Try Heather Gudenkauf (These Things Hidden, The Weight of Silence and One Breath Away (July ’12)). Gudenkauf writes compelling contemporary fiction, hitting on issues like school shootings, teen pregnancy, adoptions, and so forth, but in a less pointed way than Picoult. Her novels effortlessly weave hot button issues into gripping plots, without hitting readers over the head. Readers (and reading groups) who enjoy Picoult’s fiction will take pleasure in the intricate and moving novels of Heather Gudenkauf.

If you like…a quick guide…

Beth Hoffman’s Saving CeeCee Honeycutt: try author Sarah Addison Allen (Garden Spells, The Girl Who Chased the Moon, The Peach Keeper)

Dan Brown: pick up a book by Steve Berry (here at Warwick’s on May 16, 4pm to sign The Columbus Affair)

Christopher Moore, Chuck Palahniuk, and Christopher Buckley: read Max Barry (Jennifer Government, Company, Machine Man)

Neal Stephenson’s Snow Crash: try Ready Player One by Ernest Cline

Obviously this list could go on indefinitely, that’s where our booksellers come in, they are wells of book information waiting to be tapped, and eager to give you their own “If you like” recommendations. So, the next time you find yourself in need of a book, ask one of the Warwick’s booksellers, and you will be introduced to some amazing new books and authors.

Friday, May 4, 2012

Mini-Review of Veronica Roth's "Insurgent"

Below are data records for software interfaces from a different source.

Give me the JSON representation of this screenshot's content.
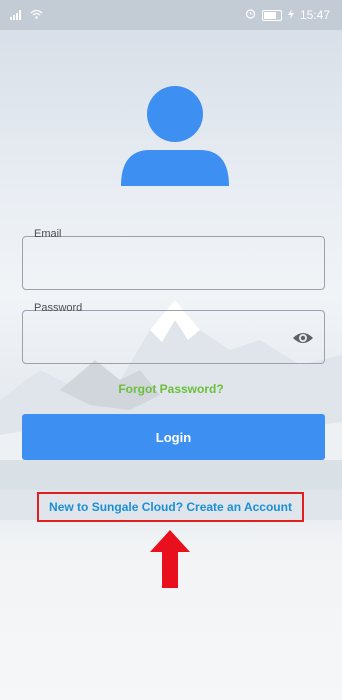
{
  "status_bar": {
    "signal_icon": "signal-icon",
    "wifi_icon": "wifi-icon",
    "alarm_icon": "alarm-icon",
    "battery_icon": "battery-icon",
    "battery_level": 80,
    "time": "15:47"
  },
  "avatar": {
    "icon": "user-icon",
    "color": "#3d8ff2"
  },
  "email": {
    "label": "Email",
    "value": "",
    "placeholder": ""
  },
  "password": {
    "label": "Password",
    "value": "",
    "placeholder": "",
    "toggle_icon": "eye-icon"
  },
  "forgot_password": "Forgot Password?",
  "login_button": "Login",
  "create_account": "New to Sungale Cloud? Create an Account",
  "annotation": {
    "highlight_color": "#e02020",
    "arrow_icon": "up-arrow-icon"
  }
}
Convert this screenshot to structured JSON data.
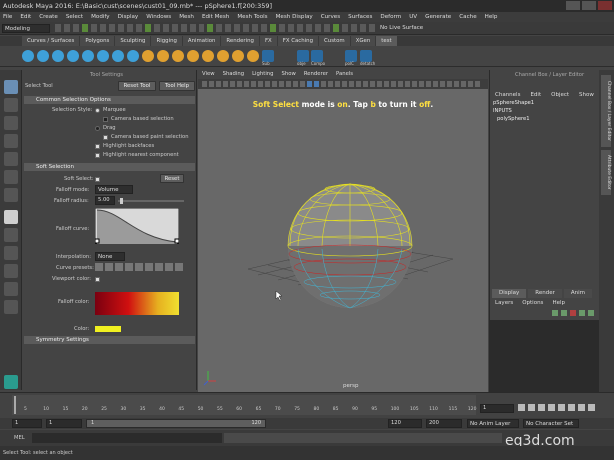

This follow-up to 2011's Divergent is a high-paced, action filled, novel that engrosses readers from page one. Taking off exactly where its predecessor ended, Insurgent follows Tris Pryor and the other survivors of the Erudite/Dauntless attacks as they find themselves scouring the city for allies amongst the other factions, and the surprisingly organized Factionless. Alliances form, war is waged, and a shocking betrayal turns Tris’s world into an almost unrecognizable battlefield, as she must determine the course of the future. Highly engaging, author Veronica Roth proves the ability to deftly handle the intricacies of war and the need to survive when there is seemingly nothing left to survive for. Beware, like Divergent, the ending is a shocking cliffhanger that leaves readers frothing at the mouth for more. This is the sequel to read, a must for fans of The Hunger Games, Legend, or Matched, guaranteed to absolutely glue you to the page.